The Historic High Bridge Will Finally Reopen After 40 Years

June 5, 2015, by Zoe Rosenberg

http://cdn.cstatic.net/gridnailer/500x/http://cdn.cstatic.net/images/gridfs/5571de8cf92ea12ebc01ed88/wpid-wp-1433440640752.jpeg (http://cdn.cstatic.net/images/gridfs/5571de8cf92ea12ebc01ed88/wpid-wp-1433440640752.jpeg)
[Images via W2tB (http://www.welcome2thebronx.com/wordpress/2015/06/04/the-original-high-line-the-high-bridge-to-reopen-this-tuesday-june-9th/).

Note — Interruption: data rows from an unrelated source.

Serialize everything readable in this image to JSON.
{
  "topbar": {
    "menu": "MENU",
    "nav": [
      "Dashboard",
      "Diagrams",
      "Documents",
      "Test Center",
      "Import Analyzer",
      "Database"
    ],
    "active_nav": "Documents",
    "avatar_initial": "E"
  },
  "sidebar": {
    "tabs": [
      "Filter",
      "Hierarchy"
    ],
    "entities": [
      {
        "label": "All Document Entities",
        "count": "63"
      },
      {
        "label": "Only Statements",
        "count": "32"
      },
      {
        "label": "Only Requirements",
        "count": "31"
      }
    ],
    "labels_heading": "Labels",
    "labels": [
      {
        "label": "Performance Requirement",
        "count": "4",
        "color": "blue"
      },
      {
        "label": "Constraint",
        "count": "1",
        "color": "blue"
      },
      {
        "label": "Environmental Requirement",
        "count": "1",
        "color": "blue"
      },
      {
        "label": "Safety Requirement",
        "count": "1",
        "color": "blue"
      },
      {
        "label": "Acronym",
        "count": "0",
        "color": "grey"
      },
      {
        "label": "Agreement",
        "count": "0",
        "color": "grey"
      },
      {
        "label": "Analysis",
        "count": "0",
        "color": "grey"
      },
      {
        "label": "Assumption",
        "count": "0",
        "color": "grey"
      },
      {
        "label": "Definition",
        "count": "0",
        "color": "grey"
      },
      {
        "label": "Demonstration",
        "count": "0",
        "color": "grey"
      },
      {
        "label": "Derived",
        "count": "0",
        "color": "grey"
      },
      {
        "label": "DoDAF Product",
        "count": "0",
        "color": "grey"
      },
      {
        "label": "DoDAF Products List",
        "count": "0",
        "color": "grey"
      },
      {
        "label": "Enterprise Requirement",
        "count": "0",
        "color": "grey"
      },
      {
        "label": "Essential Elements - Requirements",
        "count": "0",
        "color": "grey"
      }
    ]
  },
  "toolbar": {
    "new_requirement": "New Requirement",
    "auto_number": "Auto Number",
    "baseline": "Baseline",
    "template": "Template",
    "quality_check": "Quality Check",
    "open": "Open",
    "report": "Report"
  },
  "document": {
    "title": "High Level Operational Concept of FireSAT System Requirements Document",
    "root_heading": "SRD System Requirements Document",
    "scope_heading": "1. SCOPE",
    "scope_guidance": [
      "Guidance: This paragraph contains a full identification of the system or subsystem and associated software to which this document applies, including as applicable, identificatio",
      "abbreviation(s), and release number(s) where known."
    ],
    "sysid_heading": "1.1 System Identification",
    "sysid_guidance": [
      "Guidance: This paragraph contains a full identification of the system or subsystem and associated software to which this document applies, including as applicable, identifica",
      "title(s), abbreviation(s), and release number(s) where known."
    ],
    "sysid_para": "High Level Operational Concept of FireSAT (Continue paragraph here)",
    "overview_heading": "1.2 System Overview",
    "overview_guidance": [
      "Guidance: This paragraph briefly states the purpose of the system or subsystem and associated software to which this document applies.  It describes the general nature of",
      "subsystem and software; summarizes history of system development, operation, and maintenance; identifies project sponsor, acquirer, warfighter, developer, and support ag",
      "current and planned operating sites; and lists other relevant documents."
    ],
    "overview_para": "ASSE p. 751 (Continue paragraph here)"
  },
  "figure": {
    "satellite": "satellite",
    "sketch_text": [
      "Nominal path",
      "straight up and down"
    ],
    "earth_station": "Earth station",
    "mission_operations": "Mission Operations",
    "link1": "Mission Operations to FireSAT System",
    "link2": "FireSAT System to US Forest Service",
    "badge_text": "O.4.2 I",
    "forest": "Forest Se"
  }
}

After being closed to the public for more than 40 years, the landmarked pedestrian-only High Bridge (http://ny.curbed.com/tags/high-bridge) between the Bronx and Manhattan will reopen next week. Welcome2theBronx reports (http://www.welcome2thebronx.com/wordpress/2015/06/04/the-original-high-line-the-high-bridge-to-reopen-this-tuesday-june-9th/) that the span will avail itself to pedestrians on June 9, six years after it was initially supposed to reopen after being shuttered in the 1970s. The High Bridge is the city's oldest bridge, dating back to 1848, and stands 140 feet tall, 2,000 feet long and stretches between about West 173rd Street in Manhattan and West 170th Street in the Bronx. Gothamist points out (http://gothamist.com/2015/06/04/high_bridge_reopening.php#photo-1) that it was originally constructed as part of the Croton Aqueduct, which supplied clean water to New York City as its population surged around the mid-1800s and turn of the century (http://ny.curbed.com/archives/2015/06/03/watch_manhattans_population_rise_and_fall_over_210 _years.php).

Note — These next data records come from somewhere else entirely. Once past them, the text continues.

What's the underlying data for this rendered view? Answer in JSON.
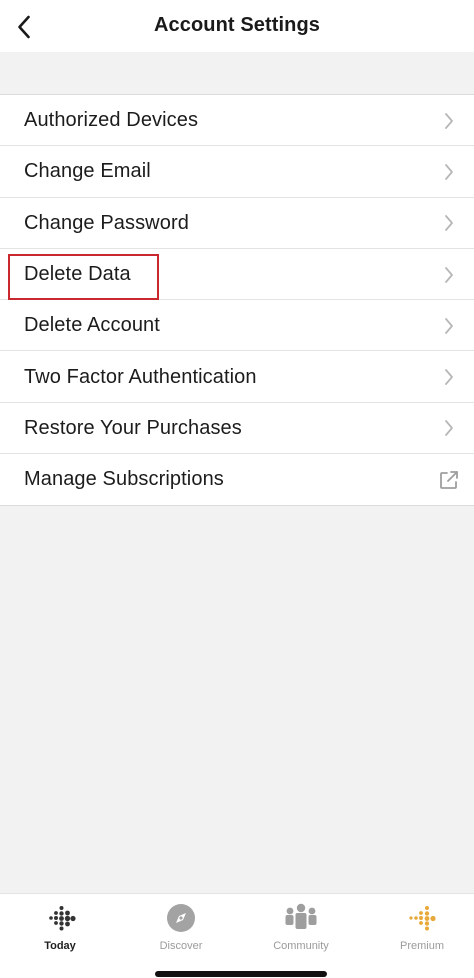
{
  "header": {
    "title": "Account Settings"
  },
  "settings": {
    "items": [
      {
        "label": "Authorized Devices",
        "trailing_icon": "chevron-right-icon"
      },
      {
        "label": "Change Email",
        "trailing_icon": "chevron-right-icon"
      },
      {
        "label": "Change Password",
        "trailing_icon": "chevron-right-icon"
      },
      {
        "label": "Delete Data",
        "trailing_icon": "chevron-right-icon",
        "highlighted": true
      },
      {
        "label": "Delete Account",
        "trailing_icon": "chevron-right-icon"
      },
      {
        "label": "Two Factor Authentication",
        "trailing_icon": "chevron-right-icon"
      },
      {
        "label": "Restore Your Purchases",
        "trailing_icon": "chevron-right-icon"
      },
      {
        "label": "Manage Subscriptions",
        "trailing_icon": "external-link-icon"
      }
    ]
  },
  "tab_bar": {
    "tabs": [
      {
        "label": "Today",
        "icon": "fitbit-dots-icon",
        "active": true
      },
      {
        "label": "Discover",
        "icon": "compass-icon",
        "active": false
      },
      {
        "label": "Community",
        "icon": "community-icon",
        "active": false
      },
      {
        "label": "Premium",
        "icon": "premium-dots-icon",
        "active": false
      }
    ]
  },
  "colors": {
    "highlight_border": "#c8282e",
    "premium_accent": "#e8a93a",
    "inactive_tab": "#9b9b9b",
    "background": "#f2f2f2"
  }
}
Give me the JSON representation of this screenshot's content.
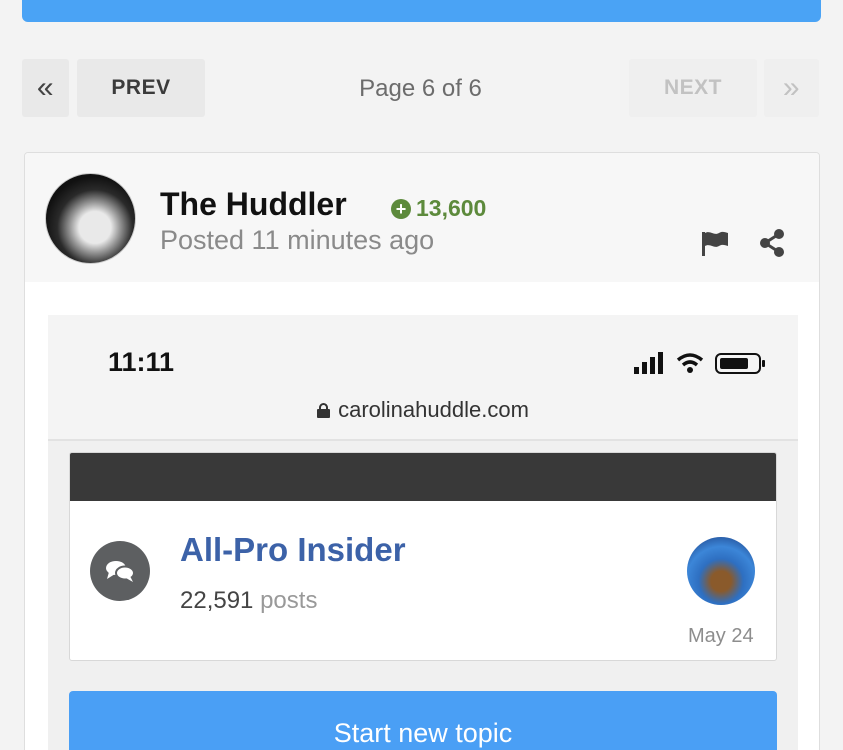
{
  "pagination": {
    "first_glyph": "«",
    "prev_label": "PREV",
    "page_label": "Page 6 of 6",
    "next_label": "NEXT",
    "last_glyph": "»"
  },
  "post": {
    "author": "The Huddler",
    "reputation": "13,600",
    "reputation_icon": "plus-circle-icon",
    "posted": "Posted 11 minutes ago",
    "actions": [
      "flag-icon",
      "share-icon"
    ]
  },
  "embedded_screenshot": {
    "time": "11:11",
    "url": "carolinahuddle.com",
    "forum": {
      "title": "All-Pro Insider",
      "post_count": "22,591",
      "post_label": "posts",
      "last_date": "May 24"
    },
    "start_button": "Start new topic"
  },
  "colors": {
    "accent_blue": "#4aa3f5",
    "reputation_green": "#5d8a3c",
    "forum_link": "#3c62a8"
  }
}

http://cdn.cstatic.net/gridnailer/500x/http://cdn.cstatic.net/images/gridfs/55728915f92ea16b6900e4d6/MNY53599.jpg (http://cdn.cstatic.net/images/gridfs/55728915f92ea16b6900e4d6/MNY53599.jpg)
Image via MCNY

http://cdn.cstatic.net/gridnailer/500x/http://cdn.cstatic.net/images/gridfs/5571df14f92ea135ab014094/20150528_102847.jpg (http://cdn.cstatic.net/images/gridfs/5571df14f92ea135ab014094/20150528_102847.jpg)

The Original "High Line", The High Bridge, to Reopen This Tuesday, June 9th! (http://www.welcome2thebronx.com/wordpress/2015/06/04/the-original-high-line-the-high-bridge-to-reopen-this-tuesday-june-9th/) [W2tB]
The High Bridge Will Finally Reopen This Month (http://gothamist.com/2015/06/04/high_bridge_reopening.php#photo-1) [Gothamist]
A Stunning Link to New York's Past Makes a Long-Awaited Return (http://www.nytimes.com/2015/06/05/nyregion/a-stunning-link-to-new-yorks-past-makes-a-long-awaited-return.html) [NYT]

http://ny.curbed.com/archives/2015/06/05/the_historic_high_bridge_will_finally_reopen_after _40_years.php

Fabulous photo:

The High Bridge, which connects Manhattan to the Bronx over the Harlem River, in 1905.
via the Library of Congress

June 10th, 2015, 10:45 AM
such a shame they destroyed the original supporting arches

June 10th, 2015, 12:37 PM
Fabulous photo:


Time has not been kind: